How to complete this task
Locate every line in the records below that holds the word "level" and return each one.

Records to process
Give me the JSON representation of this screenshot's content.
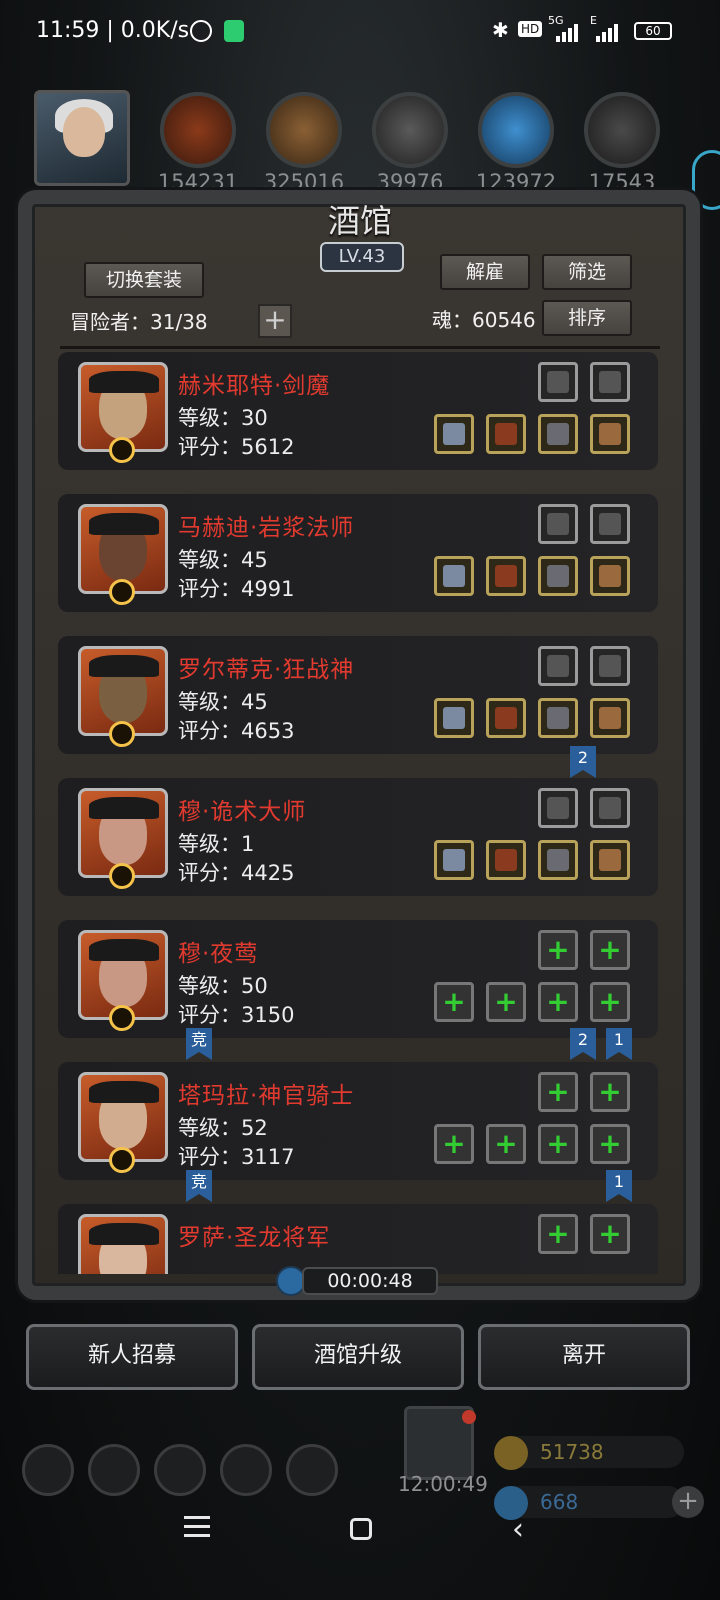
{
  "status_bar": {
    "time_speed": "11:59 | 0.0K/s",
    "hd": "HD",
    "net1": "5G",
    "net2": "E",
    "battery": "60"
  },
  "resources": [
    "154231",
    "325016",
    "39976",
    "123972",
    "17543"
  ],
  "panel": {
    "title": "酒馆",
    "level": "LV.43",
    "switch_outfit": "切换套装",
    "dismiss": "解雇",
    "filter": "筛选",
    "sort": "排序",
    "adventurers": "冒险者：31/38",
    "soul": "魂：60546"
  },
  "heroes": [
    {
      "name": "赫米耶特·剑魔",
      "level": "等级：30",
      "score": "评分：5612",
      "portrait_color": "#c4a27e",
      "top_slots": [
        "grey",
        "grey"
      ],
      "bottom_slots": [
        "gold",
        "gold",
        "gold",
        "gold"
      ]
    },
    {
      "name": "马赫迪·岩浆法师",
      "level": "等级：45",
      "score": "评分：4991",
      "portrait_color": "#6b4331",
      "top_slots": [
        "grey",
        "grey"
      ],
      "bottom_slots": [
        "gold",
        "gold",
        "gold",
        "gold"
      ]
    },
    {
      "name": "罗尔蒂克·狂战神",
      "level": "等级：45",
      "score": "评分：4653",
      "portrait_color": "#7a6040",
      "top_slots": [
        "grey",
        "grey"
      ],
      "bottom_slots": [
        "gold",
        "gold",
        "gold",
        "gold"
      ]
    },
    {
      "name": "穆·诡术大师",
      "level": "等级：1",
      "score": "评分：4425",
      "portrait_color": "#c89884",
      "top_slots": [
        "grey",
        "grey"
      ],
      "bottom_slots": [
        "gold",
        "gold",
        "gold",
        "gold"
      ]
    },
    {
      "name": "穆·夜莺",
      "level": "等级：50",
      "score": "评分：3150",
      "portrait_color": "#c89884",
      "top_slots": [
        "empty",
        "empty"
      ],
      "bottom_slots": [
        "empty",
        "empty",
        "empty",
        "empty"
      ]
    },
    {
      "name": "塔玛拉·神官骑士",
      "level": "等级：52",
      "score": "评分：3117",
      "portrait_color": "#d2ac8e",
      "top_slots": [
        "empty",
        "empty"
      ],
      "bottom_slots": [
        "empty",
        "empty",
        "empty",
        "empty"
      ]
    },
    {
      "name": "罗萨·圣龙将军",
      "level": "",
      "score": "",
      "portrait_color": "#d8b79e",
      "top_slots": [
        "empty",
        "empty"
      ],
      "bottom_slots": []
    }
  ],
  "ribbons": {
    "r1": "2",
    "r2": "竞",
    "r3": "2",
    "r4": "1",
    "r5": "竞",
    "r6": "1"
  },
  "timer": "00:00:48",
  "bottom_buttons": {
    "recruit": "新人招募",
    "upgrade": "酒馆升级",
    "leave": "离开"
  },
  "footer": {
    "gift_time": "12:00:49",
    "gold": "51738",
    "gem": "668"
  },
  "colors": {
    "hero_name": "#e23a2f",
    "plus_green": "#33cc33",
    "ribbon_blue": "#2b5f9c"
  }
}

Result of this task
    "level": "LV.43",
      "level": "等级：30",
      "level": "等级：45",
      "level": "等级：45",
      "level": "等级：1",
      "level": "等级：50",
      "level": "等级：52",
      "level": "",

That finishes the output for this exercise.